In short, Kobe was not the best player of his generation.
Finally, who are the top players to ever play for the Lakers franchise?
There is some debate between who is truly number one, but Magic Johnson and Kareem Abdul-Jabbar are firmly set as the two best Lakers of all-time. Who fills in the next three slots, for a top-five, is up for debate.
The candidates: Bryant, West, Elgin Baylor, Shaq, Chamberlain, and George Mikan.

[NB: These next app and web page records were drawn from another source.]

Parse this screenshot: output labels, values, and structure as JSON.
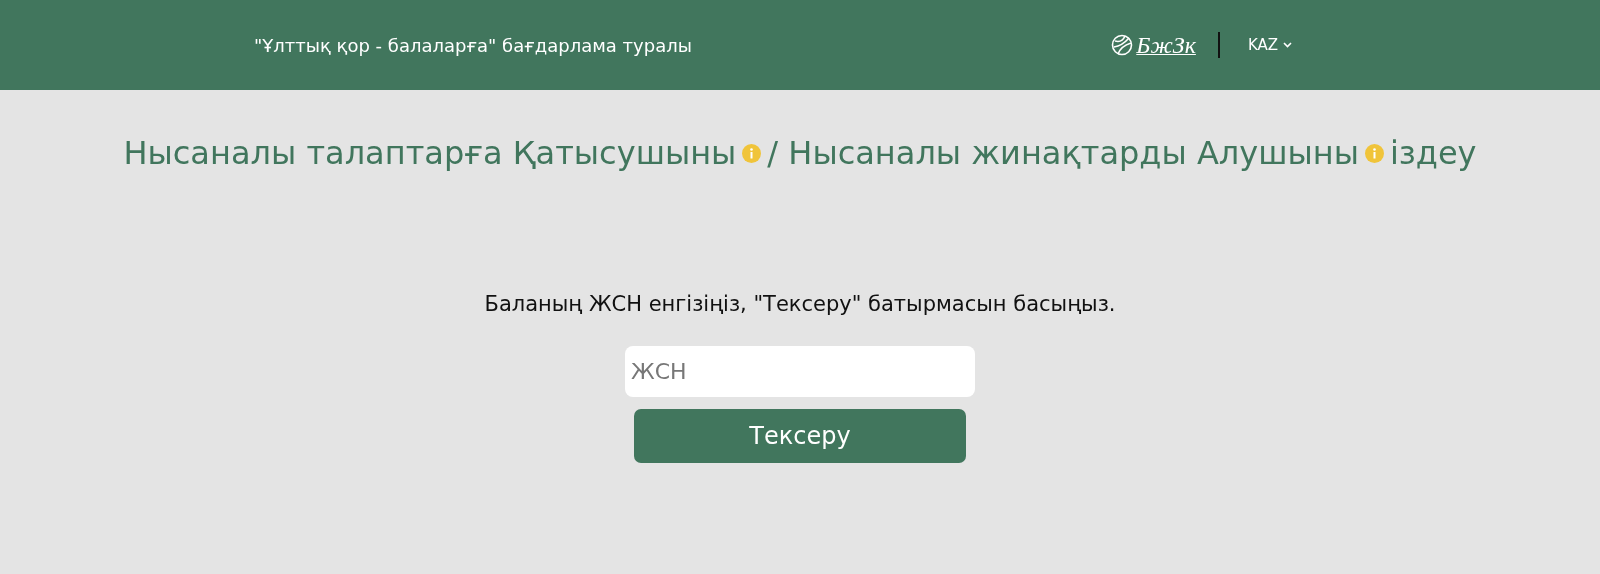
{
  "header": {
    "program_link": "\"Ұлттық қор - балаларға\" бағдарлама туралы",
    "logo_text": "БжЗк",
    "language": "KAZ"
  },
  "heading": [
    {
      "text": "Нысаналы талаптарға Қатысушыны",
      "info": true
    },
    {
      "text": "/ Нысаналы жинақтарды Алушыны",
      "info": true
    },
    {
      "text": "іздеу",
      "info": false
    }
  ],
  "instruction": "Баланың ЖСН енгізіңіз, \"Тексеру\" батырмасын басыңыз.",
  "iin_field": {
    "placeholder": "ЖСН"
  },
  "check_button": "Тексеру"
}
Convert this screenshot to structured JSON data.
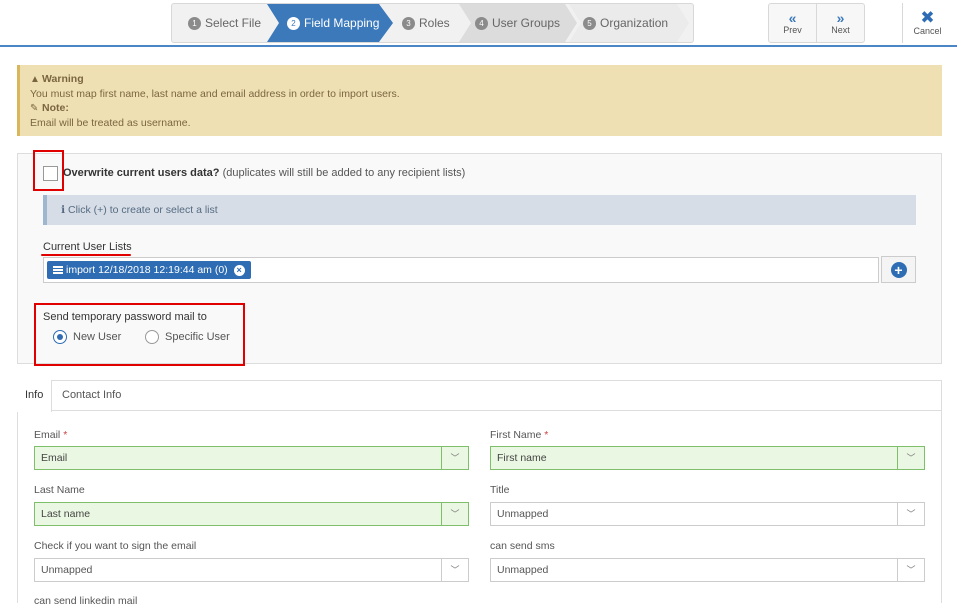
{
  "wizard": {
    "steps": [
      {
        "num": "1",
        "label": "Select File"
      },
      {
        "num": "2",
        "label": "Field Mapping"
      },
      {
        "num": "3",
        "label": "Roles"
      },
      {
        "num": "4",
        "label": "User Groups"
      },
      {
        "num": "5",
        "label": "Organization"
      }
    ],
    "active_step": 2,
    "prev_label": "Prev",
    "next_label": "Next",
    "cancel_label": "Cancel"
  },
  "warning": {
    "title": "Warning",
    "message": "You must map first name, last name and email address in order to import users.",
    "note_title": "Note:",
    "note_text": "Email will be treated as username."
  },
  "options": {
    "overwrite_label": "Overwrite current users data?",
    "overwrite_hint": "(duplicates will still be added to any recipient lists)",
    "overwrite_checked": false,
    "info_text": "Click (+) to create or select a list",
    "lists_label": "Current User Lists",
    "list_tags": [
      "import 12/18/2018 12:19:44 am (0)"
    ],
    "password_label": "Send temporary password mail to",
    "radio_new_user": "New User",
    "radio_specific_user": "Specific User",
    "selected_radio": "New User"
  },
  "tabs": [
    {
      "label": "Info",
      "active": true
    },
    {
      "label": "Contact Info",
      "active": false
    }
  ],
  "fields": {
    "email": {
      "label": "Email",
      "required_mark": "*",
      "value": "Email"
    },
    "first_name": {
      "label": "First Name",
      "required_mark": "*",
      "value": "First name"
    },
    "last_name": {
      "label": "Last Name",
      "value": "Last name"
    },
    "title": {
      "label": "Title",
      "value": "Unmapped"
    },
    "sign_email": {
      "label": "Check if you want to sign the email",
      "value": "Unmapped"
    },
    "can_send_sms": {
      "label": "can send sms",
      "value": "Unmapped"
    },
    "linkedin": {
      "label": "can send linkedin mail"
    }
  },
  "colors": {
    "accent": "#2e6db4",
    "warning_bg": "#efe0b4",
    "mapped_bg": "#eaf7e2",
    "highlight_red": "#e00000"
  }
}
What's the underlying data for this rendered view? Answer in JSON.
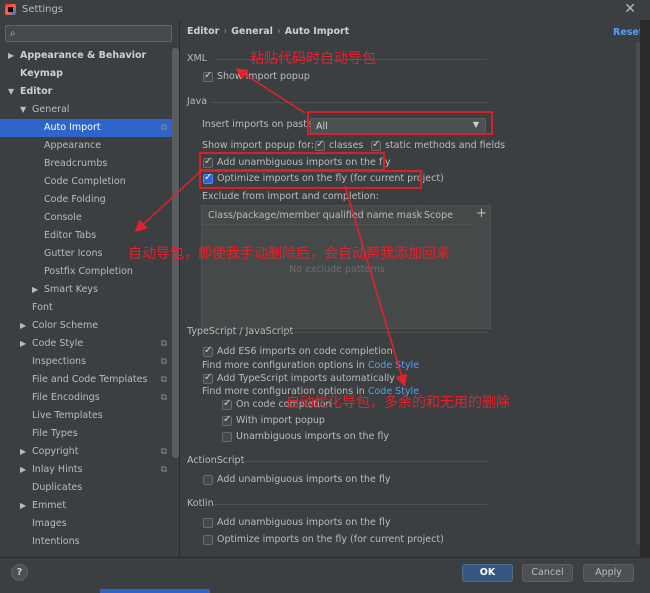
{
  "window": {
    "title": "Settings"
  },
  "search": {
    "placeholder": ""
  },
  "tree": [
    {
      "label": "Appearance & Behavior",
      "arrow": "▶",
      "bold": true
    },
    {
      "label": "Keymap",
      "arrow": "",
      "bold": true
    },
    {
      "label": "Editor",
      "arrow": "▼",
      "bold": true
    },
    {
      "label": "General",
      "arrow": "▼"
    },
    {
      "label": "Auto Import",
      "selected": true,
      "cfg": true
    },
    {
      "label": "Appearance"
    },
    {
      "label": "Breadcrumbs"
    },
    {
      "label": "Code Completion"
    },
    {
      "label": "Code Folding"
    },
    {
      "label": "Console"
    },
    {
      "label": "Editor Tabs"
    },
    {
      "label": "Gutter Icons"
    },
    {
      "label": "Postfix Completion"
    },
    {
      "label": "Smart Keys",
      "arrow": "▶"
    },
    {
      "label": "Font"
    },
    {
      "label": "Color Scheme",
      "arrow": "▶"
    },
    {
      "label": "Code Style",
      "arrow": "▶",
      "cfg": true
    },
    {
      "label": "Inspections",
      "cfg": true
    },
    {
      "label": "File and Code Templates",
      "cfg": true
    },
    {
      "label": "File Encodings",
      "cfg": true
    },
    {
      "label": "Live Templates"
    },
    {
      "label": "File Types"
    },
    {
      "label": "Copyright",
      "arrow": "▶",
      "cfg": true
    },
    {
      "label": "Inlay Hints",
      "arrow": "▶",
      "cfg": true
    },
    {
      "label": "Duplicates"
    },
    {
      "label": "Emmet",
      "arrow": "▶"
    },
    {
      "label": "Images"
    },
    {
      "label": "Intentions"
    }
  ],
  "breadcrumb": {
    "part1": "Editor",
    "part2": "General",
    "part3": "Auto Import",
    "sep": "›"
  },
  "reset_label": "Reset",
  "xml": {
    "heading": "XML",
    "show_popup": "Show import popup"
  },
  "java": {
    "heading": "Java",
    "insert_label": "Insert imports on paste:",
    "insert_value": "All",
    "show_popup_label": "Show import popup for:",
    "classes": "classes",
    "static": "static methods and fields",
    "add_unambiguous": "Add unambiguous imports on the fly",
    "optimize": "Optimize imports on the fly (for current project)",
    "exclude_label": "Exclude from import and completion:",
    "col1": "Class/package/member qualified name mask",
    "col2": "Scope",
    "empty": "No exclude patterns",
    "plus": "+"
  },
  "ts": {
    "heading": "TypeScript / JavaScript",
    "es6": "Add ES6 imports on code completion",
    "more1": "Find more configuration options in ",
    "more_link": "Code Style",
    "ts_auto": "Add TypeScript imports automatically",
    "more2": "Find more configuration options in ",
    "on_completion": "On code completion",
    "with_popup": "With import popup",
    "unambiguous": "Unambiguous imports on the fly"
  },
  "actionscript": {
    "heading": "ActionScript",
    "add_unambiguous": "Add unambiguous imports on the fly"
  },
  "kotlin": {
    "heading": "Kotlin",
    "add_unambiguous": "Add unambiguous imports on the fly",
    "optimize": "Optimize imports on the fly (for current project)"
  },
  "buttons": {
    "help": "?",
    "ok": "OK",
    "cancel": "Cancel",
    "apply": "Apply"
  },
  "annotations": {
    "paste": "粘贴代码时自动导包",
    "auto": "自动导包，即使我手动删除后，会自动帮我添加回来",
    "optimize": "自动优化导包，多余的和无用的删除"
  },
  "colors": {
    "accent": "#2f65ca",
    "link": "#589df6",
    "annotation": "#e8202a"
  }
}
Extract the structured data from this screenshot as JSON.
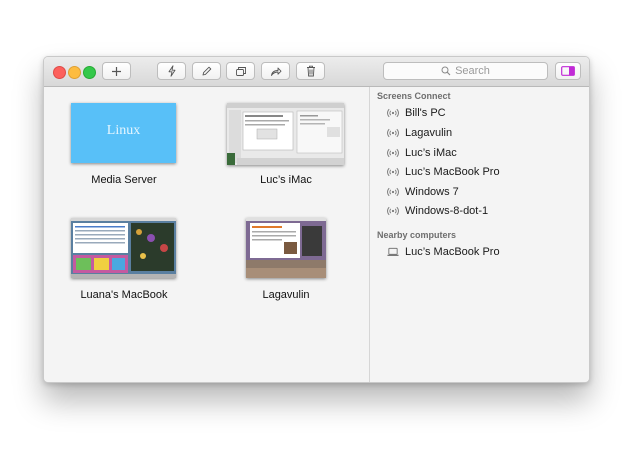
{
  "toolbar": {
    "search_placeholder": "Search",
    "icons": [
      "plus-icon",
      "lightning-icon",
      "pencil-icon",
      "duplicate-icon",
      "share-icon",
      "trash-icon",
      "sidebar-icon"
    ]
  },
  "colors": {
    "accent_sidebar_toggle": "#c12ad6",
    "linux_tile": "#58c0f8"
  },
  "computers": [
    {
      "name": "Media Server",
      "thumb_text": "Linux"
    },
    {
      "name": "Luc’s iMac"
    },
    {
      "name": "Luana's MacBook"
    },
    {
      "name": "Lagavulin"
    }
  ],
  "sidebar": {
    "screens_connect_title": "Screens Connect",
    "screens_connect": [
      "Bill's PC",
      "Lagavulin",
      "Luc’s iMac",
      "Luc’s MacBook Pro",
      "Windows 7",
      "Windows-8-dot-1"
    ],
    "nearby_title": "Nearby computers",
    "nearby": [
      "Luc’s MacBook Pro"
    ]
  }
}
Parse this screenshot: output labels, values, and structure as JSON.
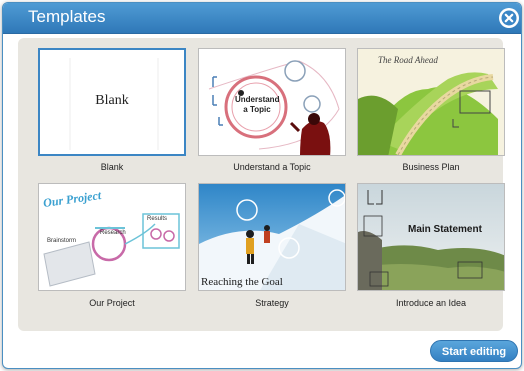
{
  "dialog": {
    "title": "Templates",
    "close_icon": "close-icon",
    "start_label": "Start editing"
  },
  "templates": [
    {
      "caption": "Blank",
      "thumb_text": "Blank",
      "selected": true
    },
    {
      "caption": "Understand a Topic",
      "thumb_text": "Understand a Topic"
    },
    {
      "caption": "Business Plan",
      "thumb_text": "The Road Ahead"
    },
    {
      "caption": "Our Project",
      "thumb_text": "Our Project",
      "sub_labels": [
        "Brainstorm",
        "Research",
        "Results"
      ]
    },
    {
      "caption": "Strategy",
      "thumb_text": "Reaching the Goal"
    },
    {
      "caption": "Introduce an Idea",
      "thumb_text": "Main Statement"
    }
  ],
  "colors": {
    "accent": "#3c86c4",
    "title_bar": "#3f8ac9",
    "panel": "#e8e6e0"
  }
}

We have established that Shaq was the leader of the three-peat teams in the early 2000’s. He will sit ahead of Kobe. Elgin Baylor changed the game and may be one of the most underrated players in the history of the NBA; however, Elgin is also the best player to never win a Championship, so he slips below Kobe. When I think Chamberlain, I think Warriors or Sixers, not Lakers, despite one of his two Championships being in L.A.; he slips below Kobe as an all-time Laker, but not as an all-time player. Mikan was a five-time Champion in a seven-year career -think about that for a second, Mikan’s team was the last one standing in all but two of the seasons he played- and defined the game for the future of big men. However, given he had such a short career, he will be bumped below Kobe as well.
That leaves the debate of Kobe Bryant or ‘The Logo.’ Jerry West was an exceptional player with a storied career for the Lakers. There are two things that West is best known for, though: 1) Being the NBA logo and 2) Winning the 1969 NBA Finals MVP, despite losing the Championship to Bill Russell and the Boston Celtics. Kobe gets the nod ahead of West, which places him as the fourth best Laker of all-time
In summation, Kobe Bryant, while a transcendent player, does not rank all-time ahead of Magic, Kareem, Duncan, or Shaq. These are just a few of the players that Kobe falls behind. Before ranking Kobe think where you would rank these four first. The first three are top-ten all-time players in my book, O’Neal is not. The debate for Kobe, and Shaq for that matter, is not if they are top-ten all-time players, but if they are top-15 all-time. I’m not quite sure they both are, but it’s close and it’s an honest debate that takes history into account.